Aussies also use quilts as inserts that go inside a cover, to both keep it clean and to add a pop of colour or match the bedroom decor with the quilt cover. The thickness of a quilt determines its weight and the insulation it provides. Traditional quilts in most cultures are used as they are without a cover as they have a patterned stitch already.
What is a Doona?
Doonas are basically the same as quilts, except for two things. Doonas can be quilted or non-quilted inserts and the term doona is mostly only used in Australia. In other countries, a doona would either be referred to as a comforted (the United States) or a duvet.
Like quilts, doonas also have a filling and these fillings include materials like cotton, wool, duck and goose feather and down, and polyester. They can both be light and heavy and are created to be used in different seasons, just like quilts in Australia.
You might wonder if doonas are the same as quilts, then why the different names. Doonas are basically the trademarked products of The Tontine Group and Aussies use the term doona commonly for the same reason we call our lawnmowers Victas.
What is a Duvet?
A duvet is basically the same as a doona. This term is generally used in Europe and the word duvet means ‘down’ in French. Similar to a doona, a duvet has filling enclosed in quilted fabric and is inserted inside a duvet cover. The filling options for a duvet are the same as doona – wool, cotton, polyester, and feather and down, encased in different fabric options like cotton, silk, or polyester.
While in Australia, you might get the same product whether you order a quilt, doona, or duvet. If you go to Europe, you will have to use ‘duvet’ as they might not be familiar with the word ‘doona.’
Some Other Bed Covers
If you want to make yourself familiar with other bedding terms, this section will help you with that. So let’s quickly summarise the other types of bedspreads, so you have bedding knowledge to comfortably shop and use the right terms when you travel.
The term ‘comforter’ is generally used in the US for quilts. There are two differences implied by the term ‘comforter’ compared to the term ‘quilt’ in Australia. The first is that a comforter is not an insert, which means that it goes directly on your bed without a cover, while a quilt is generally inserted inside a quilt cover. The second is that traditional quilts are generally a patchwork of different fabrics sewn or embroidered together while comforters are usually dyed for color.
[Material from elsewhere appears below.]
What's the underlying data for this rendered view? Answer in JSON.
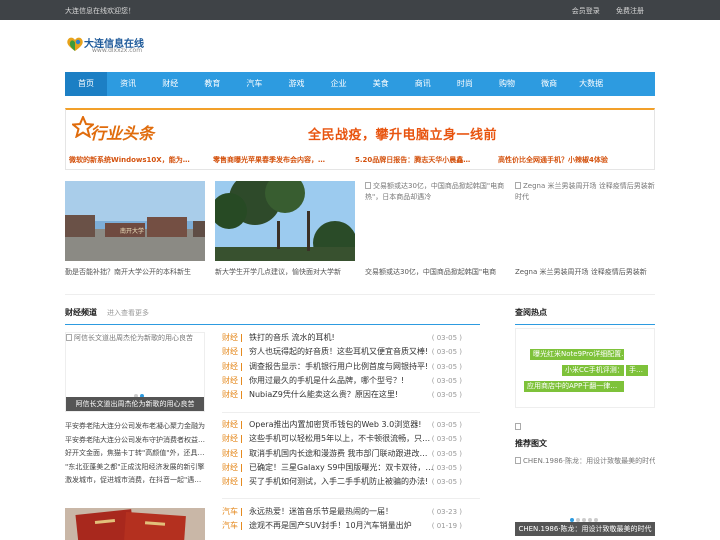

The function of a comforter is the same as a doona, duvet, or quilt.
A blanket is thinner than a quilt or a duvet and it does not have layers. It is a single piece of cloth, mostly woven to increase insulation and create more warmth.
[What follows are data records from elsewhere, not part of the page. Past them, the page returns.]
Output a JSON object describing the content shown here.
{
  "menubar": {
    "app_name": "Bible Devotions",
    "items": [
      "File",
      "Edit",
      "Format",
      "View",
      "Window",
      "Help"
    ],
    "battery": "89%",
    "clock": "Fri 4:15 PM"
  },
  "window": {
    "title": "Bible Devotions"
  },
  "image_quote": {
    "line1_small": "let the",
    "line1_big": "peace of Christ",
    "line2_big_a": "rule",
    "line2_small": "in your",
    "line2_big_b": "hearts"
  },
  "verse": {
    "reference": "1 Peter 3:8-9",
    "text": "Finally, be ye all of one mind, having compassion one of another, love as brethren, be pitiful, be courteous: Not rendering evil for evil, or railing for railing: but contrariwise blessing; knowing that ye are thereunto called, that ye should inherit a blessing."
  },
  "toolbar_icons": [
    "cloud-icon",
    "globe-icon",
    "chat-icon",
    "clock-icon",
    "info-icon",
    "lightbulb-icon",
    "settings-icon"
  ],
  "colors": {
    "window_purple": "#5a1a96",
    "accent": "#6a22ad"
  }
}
Coverlets are thin and lightweight bedspreads that usually go above existing bedding layers, but this is not to say that coverlets cannot be used on their own. Due to their thin construction, coverlets are generally not associated with winter bedding.
Coverlets are usually used to add a decorative touch to your bed with added matching pillowcases, though this is not a rule. They can also be used in the place of a blanket as they are woven and provide enough warmth.
In conclusion, there is little to no difference between the three terms – quilt, doona, and duvet, when used in Australia, and they can be used interchangeably. However, it is important to remember the slight differences between them when you are travelling to Europe or the US, so you can use the right term for a particular type of bedspread and not receive a traditional quilt when you actually wanted a doona.